We contracepted.  Fifteen years into marriage we had 3 wonderful children, but something was wrong.  I was miserable and my husband and I were often fighting.   For Lent I decided that I would start attending my parish mom’s group meeting.  At one of these meetings a couple of moms started talking about NFP.  I was shocked.  By this time we had moved to Virginia and I knew that the church was against contraception but I didn’t know why and certainly didn’t realize that anyone was actually living this teaching.  I was so ignorant.  I really thought that no one could possibly be living this teaching in today’s world so I was floored that these women were living it and talking about it.

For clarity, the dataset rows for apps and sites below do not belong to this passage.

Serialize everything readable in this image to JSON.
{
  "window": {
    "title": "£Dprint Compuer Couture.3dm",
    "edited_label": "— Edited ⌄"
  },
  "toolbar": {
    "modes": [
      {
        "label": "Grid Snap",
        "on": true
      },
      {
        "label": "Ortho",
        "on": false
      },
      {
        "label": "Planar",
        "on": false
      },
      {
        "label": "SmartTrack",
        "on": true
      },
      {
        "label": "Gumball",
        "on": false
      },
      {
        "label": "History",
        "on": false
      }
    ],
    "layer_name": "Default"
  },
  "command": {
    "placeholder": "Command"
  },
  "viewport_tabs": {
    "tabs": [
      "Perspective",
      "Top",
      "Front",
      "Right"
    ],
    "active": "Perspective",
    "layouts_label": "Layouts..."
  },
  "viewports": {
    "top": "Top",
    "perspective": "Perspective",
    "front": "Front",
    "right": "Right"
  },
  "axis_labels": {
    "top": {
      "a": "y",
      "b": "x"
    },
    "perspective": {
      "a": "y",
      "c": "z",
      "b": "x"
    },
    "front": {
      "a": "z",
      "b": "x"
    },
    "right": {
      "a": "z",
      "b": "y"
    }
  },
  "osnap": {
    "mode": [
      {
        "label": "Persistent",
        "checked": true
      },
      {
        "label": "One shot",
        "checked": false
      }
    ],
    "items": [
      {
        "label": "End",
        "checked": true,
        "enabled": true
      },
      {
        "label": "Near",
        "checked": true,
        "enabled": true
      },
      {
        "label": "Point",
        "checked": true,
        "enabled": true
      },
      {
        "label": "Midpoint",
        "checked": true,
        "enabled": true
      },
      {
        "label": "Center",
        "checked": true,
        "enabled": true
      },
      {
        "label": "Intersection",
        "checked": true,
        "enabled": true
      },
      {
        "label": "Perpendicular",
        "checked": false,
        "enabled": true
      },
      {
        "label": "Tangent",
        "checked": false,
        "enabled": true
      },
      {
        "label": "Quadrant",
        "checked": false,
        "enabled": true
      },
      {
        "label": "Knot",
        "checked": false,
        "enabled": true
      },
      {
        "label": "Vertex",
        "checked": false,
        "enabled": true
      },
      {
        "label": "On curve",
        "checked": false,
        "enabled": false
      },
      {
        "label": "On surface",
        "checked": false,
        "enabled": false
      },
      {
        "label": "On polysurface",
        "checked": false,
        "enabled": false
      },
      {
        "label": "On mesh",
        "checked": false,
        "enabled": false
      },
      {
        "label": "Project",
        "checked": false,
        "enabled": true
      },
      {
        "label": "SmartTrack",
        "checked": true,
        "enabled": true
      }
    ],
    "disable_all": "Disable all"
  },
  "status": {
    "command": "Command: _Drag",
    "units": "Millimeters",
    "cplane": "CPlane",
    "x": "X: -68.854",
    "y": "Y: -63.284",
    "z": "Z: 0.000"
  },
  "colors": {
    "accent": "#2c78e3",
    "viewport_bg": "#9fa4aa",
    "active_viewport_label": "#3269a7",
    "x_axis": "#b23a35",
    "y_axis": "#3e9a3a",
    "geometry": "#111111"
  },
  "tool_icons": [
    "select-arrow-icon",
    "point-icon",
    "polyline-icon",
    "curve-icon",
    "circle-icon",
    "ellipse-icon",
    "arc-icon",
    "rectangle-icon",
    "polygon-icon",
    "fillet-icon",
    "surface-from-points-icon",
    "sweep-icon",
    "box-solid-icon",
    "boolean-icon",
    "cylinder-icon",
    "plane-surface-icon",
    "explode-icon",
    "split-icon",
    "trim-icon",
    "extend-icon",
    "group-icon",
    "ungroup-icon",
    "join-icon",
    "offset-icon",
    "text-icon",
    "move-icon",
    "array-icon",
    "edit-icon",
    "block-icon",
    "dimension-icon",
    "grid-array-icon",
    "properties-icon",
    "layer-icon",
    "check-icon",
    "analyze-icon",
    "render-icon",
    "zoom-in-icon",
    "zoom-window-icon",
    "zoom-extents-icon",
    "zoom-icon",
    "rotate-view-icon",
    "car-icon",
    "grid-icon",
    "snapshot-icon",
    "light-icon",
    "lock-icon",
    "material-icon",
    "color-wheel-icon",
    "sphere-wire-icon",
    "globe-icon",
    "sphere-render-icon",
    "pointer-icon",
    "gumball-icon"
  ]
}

The next meeting I went to, a friend of mine was passing out Janet Smith’s CD entitled “Contraception Why Not?”  I was not interested.  I thought that even if the church was teaching it and some people were living it, it would still be impossible for me.   I ended up taking the CD and agreeing to listen to it, just to please my friend.  I thought to myself “there is no way that anything on this CD could change my mind and it would really please my friend if I listened to it, so I’ll do it to please her”.

A funny thing happened that day.  I listened to the CD and completely changed my mind about contraception.  For the first time I heard the church’s teaching and reasoning on contraception and I was blessed with the grace to recognize it as true, good, and beautiful.  I was done contracepting.

The next few years were a little bumpy as I began making significant changes in my life.  My refusal to contracept required my husband’s cooperation and it was a few years before he was on board.  Those years were difficult for me, having embraced the truth but not being able to fully live it yet.  I spent much time in those years praying and offering up my suffering in reparation for the years that I had lived in deliberate ignorance.  I began going to confession frequently and starting learning about my faith in earnest.  What I found is that at first glance church doctrine looks difficult if not impossible to live in today’s secular world.  However, as I began learning what the church taught and then living it, my life and my marriage kept getting better and better.

Living my Catholic faith can be a struggle at times but it is a joyful struggle.  I’d choose this joyful struggle over my previous ignorant misery any day and every day!

Submitted from Virginia